Cell lines which possess microglial or neuronal properties
Cell lines which possess microglial or neuronal properties are uncomplicated and convenient in vitro models for studying Natural Product Library injury at the cellular and molecular levels. Microglial BV-2 cells are derived from the immortalized mouse microglia and exhibit many of the morphological, phenotypical and functional characteristics described for freshly isolated microglial cells (Blasi et al., 1990). It is important that BV-2 cells, similar to primary microglia, display typical microglial phagocytic response and produce proinflammatory cytokines implicated in microglia-triggered neuronal damage (Chinta et al., 2012, Henn et al., 2009, Lee et al., 2008, Yu et al., 2014, Zhang et al., 2014a, Tran et al., 2008). These properties make BV-2 cells highly suitable for neuroinflammatory and neurodegenerative studies.

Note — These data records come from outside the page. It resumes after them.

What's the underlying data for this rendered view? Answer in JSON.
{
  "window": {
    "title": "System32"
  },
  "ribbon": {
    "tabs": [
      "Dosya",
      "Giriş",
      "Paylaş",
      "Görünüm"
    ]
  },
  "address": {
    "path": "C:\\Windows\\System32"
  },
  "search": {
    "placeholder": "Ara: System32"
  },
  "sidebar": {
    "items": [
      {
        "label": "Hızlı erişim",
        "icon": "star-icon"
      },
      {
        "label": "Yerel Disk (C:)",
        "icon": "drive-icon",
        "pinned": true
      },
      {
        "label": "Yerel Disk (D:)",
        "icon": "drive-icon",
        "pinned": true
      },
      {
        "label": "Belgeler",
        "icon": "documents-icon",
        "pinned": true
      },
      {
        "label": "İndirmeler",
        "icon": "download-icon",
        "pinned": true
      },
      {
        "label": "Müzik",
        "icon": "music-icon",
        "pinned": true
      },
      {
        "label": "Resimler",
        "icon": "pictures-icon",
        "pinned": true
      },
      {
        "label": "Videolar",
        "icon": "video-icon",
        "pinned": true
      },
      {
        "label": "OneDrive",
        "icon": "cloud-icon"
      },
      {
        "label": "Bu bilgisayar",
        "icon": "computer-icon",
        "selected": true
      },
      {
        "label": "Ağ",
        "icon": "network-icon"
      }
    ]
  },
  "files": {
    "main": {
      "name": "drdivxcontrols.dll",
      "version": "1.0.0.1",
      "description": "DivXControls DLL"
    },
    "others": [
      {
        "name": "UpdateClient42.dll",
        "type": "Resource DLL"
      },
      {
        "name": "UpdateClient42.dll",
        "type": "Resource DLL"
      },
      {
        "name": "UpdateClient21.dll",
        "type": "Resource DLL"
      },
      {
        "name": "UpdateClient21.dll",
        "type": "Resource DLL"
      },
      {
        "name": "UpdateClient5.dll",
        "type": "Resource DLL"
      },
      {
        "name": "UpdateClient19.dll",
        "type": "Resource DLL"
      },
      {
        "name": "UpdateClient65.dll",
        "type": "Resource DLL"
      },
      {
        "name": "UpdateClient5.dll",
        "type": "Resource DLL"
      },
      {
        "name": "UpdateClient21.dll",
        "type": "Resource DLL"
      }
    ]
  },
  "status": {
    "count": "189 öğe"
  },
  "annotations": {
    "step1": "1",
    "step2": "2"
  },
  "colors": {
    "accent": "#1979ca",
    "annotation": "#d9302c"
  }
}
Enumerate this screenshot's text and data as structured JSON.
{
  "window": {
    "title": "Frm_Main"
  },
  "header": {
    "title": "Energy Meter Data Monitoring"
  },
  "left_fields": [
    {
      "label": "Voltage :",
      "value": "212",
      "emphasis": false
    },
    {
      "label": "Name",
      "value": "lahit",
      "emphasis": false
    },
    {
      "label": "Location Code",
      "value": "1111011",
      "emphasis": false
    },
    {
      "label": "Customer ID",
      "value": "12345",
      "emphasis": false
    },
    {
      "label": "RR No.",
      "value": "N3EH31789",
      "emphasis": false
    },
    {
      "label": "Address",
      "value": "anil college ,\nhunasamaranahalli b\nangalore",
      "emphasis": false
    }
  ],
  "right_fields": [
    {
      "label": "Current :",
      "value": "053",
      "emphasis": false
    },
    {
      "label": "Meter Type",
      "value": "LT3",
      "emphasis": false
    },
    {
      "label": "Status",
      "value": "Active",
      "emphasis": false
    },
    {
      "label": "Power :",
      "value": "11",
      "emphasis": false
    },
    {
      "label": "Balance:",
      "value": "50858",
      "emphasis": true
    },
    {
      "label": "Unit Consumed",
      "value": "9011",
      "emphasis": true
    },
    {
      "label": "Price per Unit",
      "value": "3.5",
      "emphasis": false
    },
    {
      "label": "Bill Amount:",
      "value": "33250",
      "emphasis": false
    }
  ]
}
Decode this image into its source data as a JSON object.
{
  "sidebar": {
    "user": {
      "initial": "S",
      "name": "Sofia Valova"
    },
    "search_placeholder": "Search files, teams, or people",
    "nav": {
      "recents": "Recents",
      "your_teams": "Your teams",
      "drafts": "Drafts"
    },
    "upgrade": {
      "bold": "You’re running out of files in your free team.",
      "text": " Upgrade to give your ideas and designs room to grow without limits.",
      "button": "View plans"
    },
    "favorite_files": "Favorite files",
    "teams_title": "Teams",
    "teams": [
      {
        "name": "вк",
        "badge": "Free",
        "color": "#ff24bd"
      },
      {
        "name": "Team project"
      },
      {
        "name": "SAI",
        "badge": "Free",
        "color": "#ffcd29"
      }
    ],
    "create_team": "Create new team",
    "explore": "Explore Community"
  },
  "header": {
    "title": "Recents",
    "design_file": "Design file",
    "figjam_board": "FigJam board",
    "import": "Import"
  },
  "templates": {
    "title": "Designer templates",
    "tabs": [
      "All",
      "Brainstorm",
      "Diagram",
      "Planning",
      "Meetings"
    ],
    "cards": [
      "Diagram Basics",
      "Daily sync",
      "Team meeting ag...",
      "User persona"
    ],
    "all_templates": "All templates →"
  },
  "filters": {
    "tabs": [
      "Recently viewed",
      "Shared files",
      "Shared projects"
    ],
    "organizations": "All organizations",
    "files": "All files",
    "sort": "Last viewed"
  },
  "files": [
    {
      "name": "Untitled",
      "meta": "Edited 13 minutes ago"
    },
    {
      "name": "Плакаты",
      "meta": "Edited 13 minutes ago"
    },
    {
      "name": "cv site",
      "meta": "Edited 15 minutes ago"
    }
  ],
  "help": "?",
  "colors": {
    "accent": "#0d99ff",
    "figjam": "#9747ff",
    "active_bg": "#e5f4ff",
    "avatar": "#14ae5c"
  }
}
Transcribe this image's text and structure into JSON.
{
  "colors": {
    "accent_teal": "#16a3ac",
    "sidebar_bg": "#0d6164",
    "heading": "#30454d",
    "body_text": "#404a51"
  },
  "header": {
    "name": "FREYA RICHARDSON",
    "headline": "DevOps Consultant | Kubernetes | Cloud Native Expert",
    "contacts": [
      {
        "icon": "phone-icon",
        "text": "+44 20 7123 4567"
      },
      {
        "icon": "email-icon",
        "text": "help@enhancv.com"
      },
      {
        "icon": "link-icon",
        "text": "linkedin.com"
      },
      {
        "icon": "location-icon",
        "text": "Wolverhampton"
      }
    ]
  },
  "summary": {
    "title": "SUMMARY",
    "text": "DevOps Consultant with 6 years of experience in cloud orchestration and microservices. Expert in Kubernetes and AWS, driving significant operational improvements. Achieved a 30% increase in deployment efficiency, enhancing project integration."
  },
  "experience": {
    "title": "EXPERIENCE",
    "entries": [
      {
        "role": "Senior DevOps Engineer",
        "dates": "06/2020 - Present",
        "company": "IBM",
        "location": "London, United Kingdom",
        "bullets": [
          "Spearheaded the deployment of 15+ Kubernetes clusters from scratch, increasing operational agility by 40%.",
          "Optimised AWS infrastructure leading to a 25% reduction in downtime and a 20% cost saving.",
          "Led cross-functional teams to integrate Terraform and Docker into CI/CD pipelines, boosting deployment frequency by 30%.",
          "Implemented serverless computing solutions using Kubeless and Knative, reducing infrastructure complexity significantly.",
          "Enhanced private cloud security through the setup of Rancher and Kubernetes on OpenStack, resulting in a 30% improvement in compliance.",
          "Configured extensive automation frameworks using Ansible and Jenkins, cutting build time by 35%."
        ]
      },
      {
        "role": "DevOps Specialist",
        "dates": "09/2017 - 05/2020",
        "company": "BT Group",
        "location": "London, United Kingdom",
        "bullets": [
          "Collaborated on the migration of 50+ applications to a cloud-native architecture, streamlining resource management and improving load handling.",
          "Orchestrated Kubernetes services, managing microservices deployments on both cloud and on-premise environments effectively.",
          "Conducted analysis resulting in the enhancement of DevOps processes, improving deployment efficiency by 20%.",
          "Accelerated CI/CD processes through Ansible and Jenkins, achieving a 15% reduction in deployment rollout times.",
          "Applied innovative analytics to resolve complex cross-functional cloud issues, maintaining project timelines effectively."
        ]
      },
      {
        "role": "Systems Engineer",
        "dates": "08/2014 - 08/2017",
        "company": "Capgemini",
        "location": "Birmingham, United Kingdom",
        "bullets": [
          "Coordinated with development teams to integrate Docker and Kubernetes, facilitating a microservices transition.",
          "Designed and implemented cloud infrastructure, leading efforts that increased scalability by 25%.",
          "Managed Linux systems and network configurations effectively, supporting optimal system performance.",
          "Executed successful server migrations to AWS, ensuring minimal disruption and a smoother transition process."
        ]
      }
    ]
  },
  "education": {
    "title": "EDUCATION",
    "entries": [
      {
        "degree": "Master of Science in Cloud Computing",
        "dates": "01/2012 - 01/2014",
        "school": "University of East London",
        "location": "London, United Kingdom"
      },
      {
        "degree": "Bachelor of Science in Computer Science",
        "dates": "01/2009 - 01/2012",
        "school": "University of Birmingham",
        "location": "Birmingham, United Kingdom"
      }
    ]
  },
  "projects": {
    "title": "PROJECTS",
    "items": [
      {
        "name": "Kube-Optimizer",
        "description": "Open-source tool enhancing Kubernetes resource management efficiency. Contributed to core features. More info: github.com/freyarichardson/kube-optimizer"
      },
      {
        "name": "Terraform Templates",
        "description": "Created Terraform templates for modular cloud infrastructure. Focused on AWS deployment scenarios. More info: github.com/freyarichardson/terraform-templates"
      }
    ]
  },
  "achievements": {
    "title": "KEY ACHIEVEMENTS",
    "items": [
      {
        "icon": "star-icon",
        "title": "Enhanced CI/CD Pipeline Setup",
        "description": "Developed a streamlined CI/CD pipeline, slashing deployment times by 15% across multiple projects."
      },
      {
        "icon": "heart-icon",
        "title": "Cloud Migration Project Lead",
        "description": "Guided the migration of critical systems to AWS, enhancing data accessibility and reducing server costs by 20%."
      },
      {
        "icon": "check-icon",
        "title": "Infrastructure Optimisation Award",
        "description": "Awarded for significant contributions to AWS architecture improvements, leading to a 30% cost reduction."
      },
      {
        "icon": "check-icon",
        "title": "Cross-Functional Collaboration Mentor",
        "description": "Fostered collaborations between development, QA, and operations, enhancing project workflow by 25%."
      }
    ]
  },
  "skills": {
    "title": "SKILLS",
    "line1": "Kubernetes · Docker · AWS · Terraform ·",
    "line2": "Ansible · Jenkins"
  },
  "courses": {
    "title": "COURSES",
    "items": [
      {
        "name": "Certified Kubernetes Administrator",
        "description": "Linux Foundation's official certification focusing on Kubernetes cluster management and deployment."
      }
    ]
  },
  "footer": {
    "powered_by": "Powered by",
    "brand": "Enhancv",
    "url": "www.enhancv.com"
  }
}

Neuronal PC12 cells, established from a transplantable rat adrenal pheochromocytoma, synthesize and store the catecholamine neurotransmitters dopamine and norepinephrine (Greene and Tischler, 1976). It is reported that PC12 cells are sensitive to several neurotoxins, such as 1-methyl-4-phenylpyridinium, rotenone and 6-hydroxydopamine, that induce cellular degeneration and death in experimental PD (Grau and Greene, 2012, Liu et al., 2015, Sun et al., 2013, Zhang et al., 2011). Hence, PC12 cells have been extensively used to study neuronal cell death and to test potential neuroprotective drugs for PD. Microglial activation in experimental PD is usually induced by LPS, a common inflammogen. LPS stimulation triggers a variety of BV-2 microglial responses that consequently lead to neuroinflammation and neuronal death (Harun et al., 2015, Henn et al., 2009, Lee et al., 2008, Tran et al., 2008). Therefore, in this study, microglial BV-2 cells and neuronal PC12 cells were cultured to examine the impact of LPS-activated microglia on neurons. Our data suggest that LPS-activated BV-2 cells mediated PC12 cells death. Microglial activation is triggered by pathological signals and is characterized by proliferation, phagocytosis and production of bioactive substances, which can be both destructive and neuroprotective for the nervous tissue (Blandini, 2013, Ferreira and Bernardino, 2015, Sperlágh and Illes, 2007). Debris clearance by microglial phagocytosis without the production of proinflammatory mediators is beneficial for tissue repair following brain injury (Neumann et al., 2009, Ferreira and Bernardino, 2015, Sperlágh and Illes, 2007). However, overactivated microglia are responsible and/or strongly contribute to neuronal damage via pathological microglial phagocytosis and proinflammatory mediator release in neuroinflammatory and neurodegenerative diseases (Blandini, 2013, Brown and Neher, 2012, Emmrich et al., 2013, Ferreira and Bernardino, 2015, Marker et al., 2012, Neher et al., 2013, Neher et al., 2014). It is reported that leucine-rich repeat kinase 2 is a key player in microglial phagocytosis and inflammation. Inhibition of leucine-rich repeat kinase 2 kinase prevents pathological microglial responses and may provide an effective therapeutic strategy for neurocongnitive disorders as well as other neurodegeneration (Marker et al. 2012). Several recent publications from the Brown׳s group showed that preventing microglial phagocytosis is sufficient to attenuate neuronal death induced by various inflammatory stimuli such as LPS, rotenone or ischemic stroke (Brown and Neher, 2012, Emmrich et al., 2013, Neher et al., 2013, Neher et al., 2014). We recently demonstrated that OGD or rotenone induced significant primary microglia and BV-2 phagocytosis and release of proinflammatory cytokines, which plays an important role in neuronal death of ischemia and PD in vitro (Zhang et al., 2013, Zhang et al., 2014a). These data indicate a primary role of microglial phagocytosis under neuroinflammatory and neurodegenerative conditions. In this study, we focused on LPS-induced proinflammatory and deleterious response of microglia to neuronal injury. The microglial phagocytosis was determined as an indicator of microglial activation. The present results revealed that LPS induced a microglial phagocytic response, which is associated with release of proinflammatory cytokines. The inhibition of LPS-induced proinflammatory cytokine production by activated microglia attenuated microglia-mediated neuronal death.